Isaiah Quintabe and older brother Marcus are African-American youths living in a rough neighborhood in LA. Marcus is the bread winner for the family, and things are going well for the brothers when Marcus is killed in a tragic hit-and-run. The accident happens in front of Isaiah, but in spite of his presence as a witness, he doesn’t see anything of value that helps police track down his brother’s killer. Now, without his brother’s income, Isaiah is desperate for a roommate to help pay his rent. Enter Dodson–an idea man who likes to spend money. Dodson is helpful with paying the bills, at first, and then cash becomes harder to find. While Isaiah and Dodson struggle with their cash flow problem, Isaiah struggles with his inability to find his brother’s killer. He devotes himself to learning to make meaningful observations with the thought that somehow, he still might find out who killed his brother. Isaiah’s observations help solve some of their financial woes, and new type of Sherlock Holmes is born.

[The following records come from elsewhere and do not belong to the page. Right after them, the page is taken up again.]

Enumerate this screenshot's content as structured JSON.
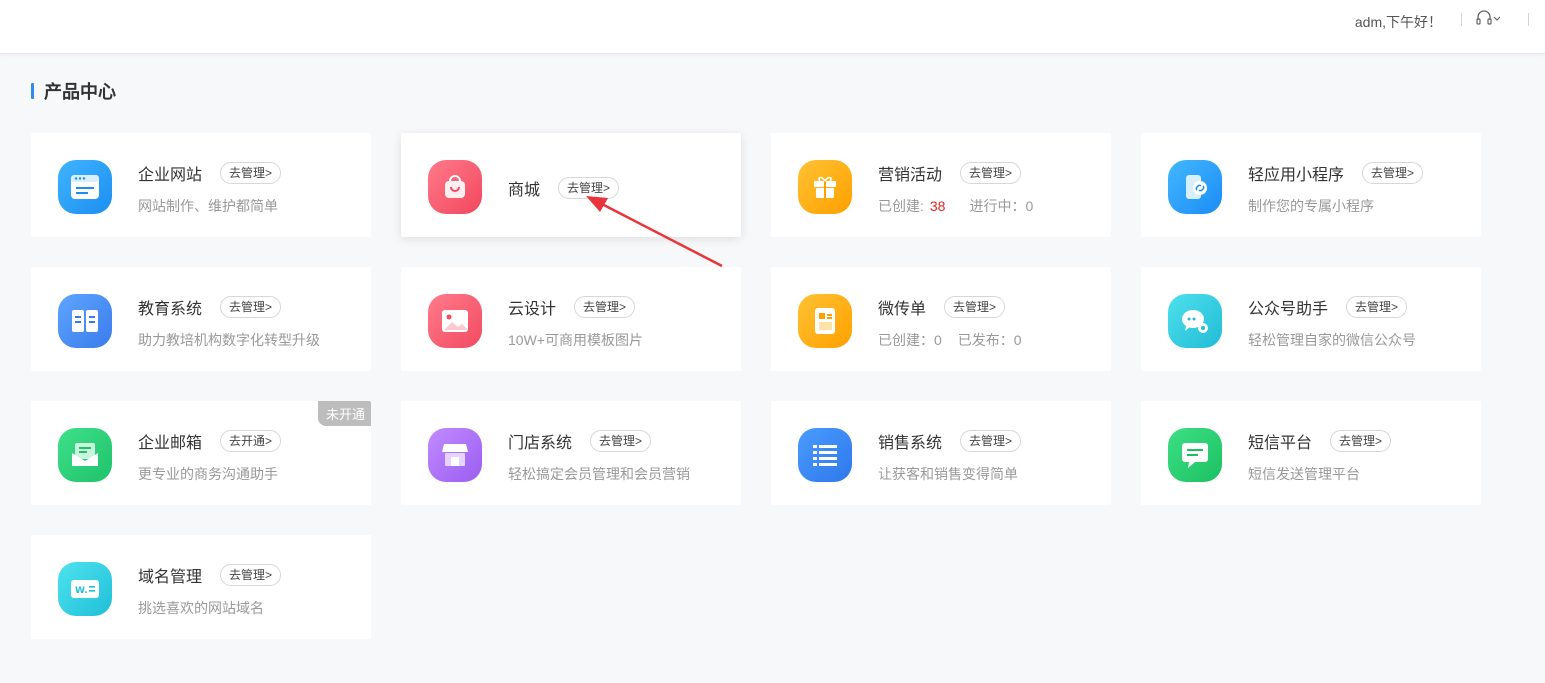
{
  "header": {
    "greeting": "adm,下午好！"
  },
  "section": {
    "title": "产品中心"
  },
  "products": [
    {
      "name": "企业网站",
      "action": "去管理>",
      "desc": "网站制作、维护都简单",
      "icon": "website-icon"
    },
    {
      "name": "商城",
      "action": "去管理>",
      "desc": "",
      "icon": "shopping-bag-icon"
    },
    {
      "name": "营销活动",
      "action": "去管理>",
      "created_label": "已创建:",
      "created_value": "38",
      "running_label": "进行中：0",
      "icon": "gift-icon"
    },
    {
      "name": "轻应用小程序",
      "action": "去管理>",
      "desc": "制作您的专属小程序",
      "icon": "mini-program-icon"
    },
    {
      "name": "教育系统",
      "action": "去管理>",
      "desc": "助力教培机构数字化转型升级",
      "icon": "book-icon"
    },
    {
      "name": "云设计",
      "action": "去管理>",
      "desc": "10W+可商用模板图片",
      "icon": "image-icon"
    },
    {
      "name": "微传单",
      "action": "去管理>",
      "created": "已创建：0",
      "published": "已发布：0",
      "icon": "flyer-icon"
    },
    {
      "name": "公众号助手",
      "action": "去管理>",
      "desc": "轻松管理自家的微信公众号",
      "icon": "wechat-icon"
    },
    {
      "name": "企业邮箱",
      "action": "去开通>",
      "desc": "更专业的商务沟通助手",
      "badge": "未开通",
      "icon": "mail-icon"
    },
    {
      "name": "门店系统",
      "action": "去管理>",
      "desc": "轻松搞定会员管理和会员营销",
      "icon": "store-icon"
    },
    {
      "name": "销售系统",
      "action": "去管理>",
      "desc": "让获客和销售变得简单",
      "icon": "list-icon"
    },
    {
      "name": "短信平台",
      "action": "去管理>",
      "desc": "短信发送管理平台",
      "icon": "sms-icon"
    },
    {
      "name": "域名管理",
      "action": "去管理>",
      "desc": "挑选喜欢的网站域名",
      "icon": "domain-icon"
    }
  ],
  "colors": {
    "accent": "#2d8cf0",
    "red": "#e02424"
  }
}
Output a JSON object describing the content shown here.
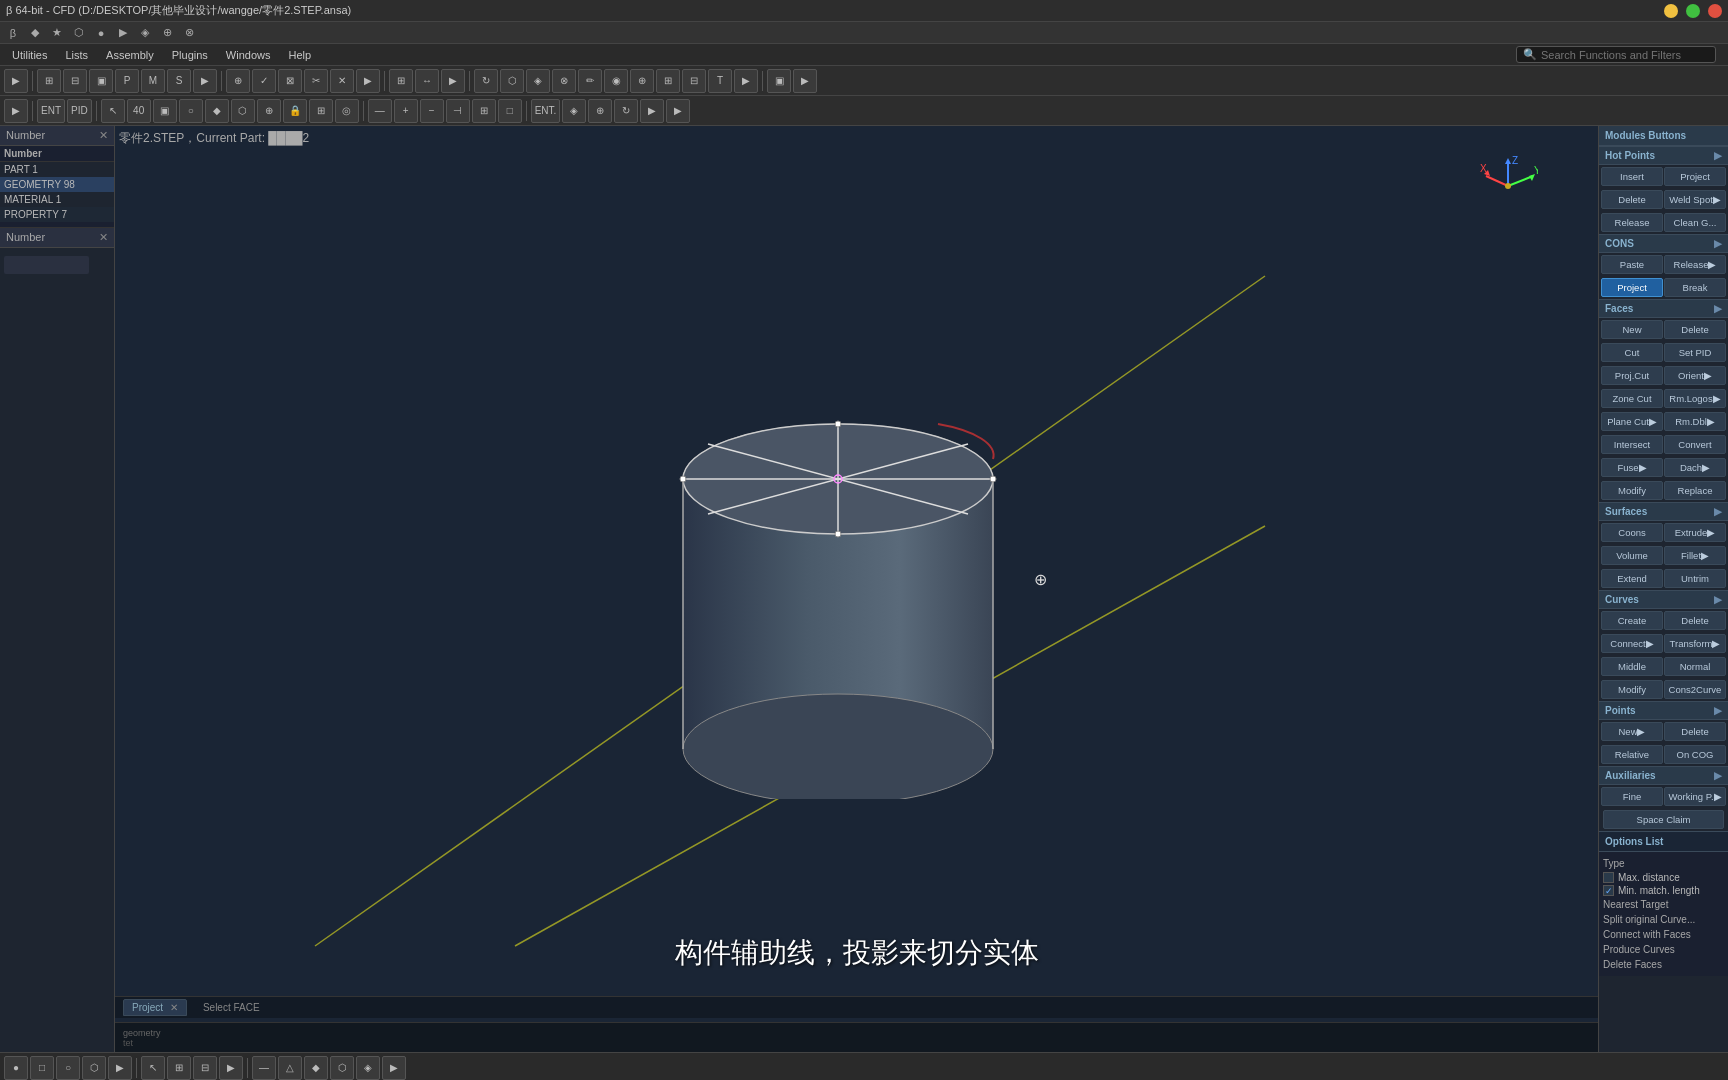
{
  "titlebar": {
    "title": "β 64-bit - CFD (D:/DESKTOP/其他毕业设计/wangge/零件2.STEP.ansa)"
  },
  "sysbar": {
    "icons": [
      "●",
      "◆",
      "★",
      "⬡",
      "◉",
      "▶",
      "◈",
      "❖",
      "⊕",
      "⊗",
      "▣",
      "⊞",
      "⊠"
    ]
  },
  "menubar": {
    "items": [
      "Utilities",
      "Lists",
      "Assembly",
      "Plugins",
      "Windows",
      "Help"
    ],
    "search_placeholder": "Search Functions and Filters"
  },
  "header_label": {
    "text": "零件2.STEP，Current Part: ████2"
  },
  "left_panel": {
    "title": "Number",
    "columns": [
      "Number"
    ],
    "rows": [
      {
        "label": "PART",
        "value": "1"
      },
      {
        "label": "GEOMETRY",
        "value": "98"
      },
      {
        "label": "MATERIAL",
        "value": "1"
      },
      {
        "label": "PROPERTY",
        "value": "7"
      }
    ]
  },
  "left_panel2": {
    "title": "Number",
    "fields": []
  },
  "viewport": {
    "status": "geometry",
    "bottom_left": "tet",
    "annotation": "构件辅助线，投影来切分实体",
    "project_tab": "Project✕",
    "face_select": "Select FACE"
  },
  "right_panel": {
    "title": "Modules Buttons",
    "sections": [
      {
        "name": "Hot Points",
        "rows": [
          [
            "Insert",
            "Project"
          ],
          [
            "Delete",
            "Weld Spot▶"
          ],
          [
            "Release",
            "Clean G..."
          ]
        ]
      },
      {
        "name": "CONS",
        "rows": [
          [
            "Paste",
            "Release▶"
          ],
          [
            "Project",
            "Break"
          ]
        ]
      },
      {
        "name": "Faces",
        "rows": [
          [
            "New",
            "Delete"
          ],
          [
            "Cut",
            "Set PID"
          ],
          [
            "Proj.Cut",
            "Orient▶"
          ],
          [
            "Zone Cut",
            "Rm.Logos▶"
          ],
          [
            "Plane Cut▶",
            "Rm.Dbl▶"
          ],
          [
            "Intersect",
            "Convert"
          ],
          [
            "Fuse▶",
            "Dach▶"
          ],
          [
            "Modify",
            "Replace"
          ]
        ]
      },
      {
        "name": "Surfaces",
        "rows": [
          [
            "Coons",
            "Extrude▶"
          ],
          [
            "Volume",
            "Fillet▶"
          ],
          [
            "Extend",
            "Untrim"
          ]
        ]
      },
      {
        "name": "Curves",
        "rows": [
          [
            "Create",
            "Delete"
          ],
          [
            "Connect▶",
            "Transform▶"
          ],
          [
            "Middle",
            "Normal"
          ],
          [
            "Modify",
            "Cons2Curve..."
          ]
        ]
      },
      {
        "name": "Points",
        "rows": [
          [
            "New▶",
            "Delete"
          ],
          [
            "Relative",
            "On COG"
          ]
        ]
      },
      {
        "name": "Auxiliaries",
        "rows": [
          [
            "Fine",
            "Working P.▶"
          ],
          [
            "Space Claim"
          ]
        ]
      }
    ],
    "options_list_title": "Options List",
    "options": [
      {
        "label": "Type",
        "checked": false,
        "type": "text"
      },
      {
        "label": "Max. distance",
        "checked": false,
        "type": "checkbox"
      },
      {
        "label": "Min. match. length",
        "checked": true,
        "type": "checkbox"
      },
      {
        "label": "Nearest Target",
        "checked": false,
        "type": "text"
      },
      {
        "label": "Split original Curve...",
        "checked": false,
        "type": "text"
      },
      {
        "label": "Connect with Faces",
        "checked": false,
        "type": "text"
      },
      {
        "label": "Produce Curves",
        "checked": false,
        "type": "text"
      },
      {
        "label": "Delete Faces",
        "checked": false,
        "type": "text"
      }
    ]
  }
}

When an attempt is made on the life of a big name rapper, Dodson has the right connection to put Isaiah on the case. If Isaiah can figure out who is behind the murder attempt, both Dodson and Isaiah stand to score some big bucks. The case is an odd one, though, and might be difficult to solve. Who attempts to murder someone by using an attack dog as a weapon?
IQ tells two stories at the same time as it alternates between events in Isaiah’s past and events in present day. Isaiah is a fresh, engaging character. He’s smart, and yet makes some interesting life choices due to his circumstances. I also liked Dodson, who always has thoughts on his next big cash score. The way the story unfolds, and the way each character has his or her own quirks really reminded me of an Elmore Leonard. The dialogue in the book is superb, again reminding me of Mr. Leonard’s work. Joe Ide is of Japanese-American descent, and grew up in LA himself. His novel reflects his knowledge of the area, and adds some wonderful depth to the work.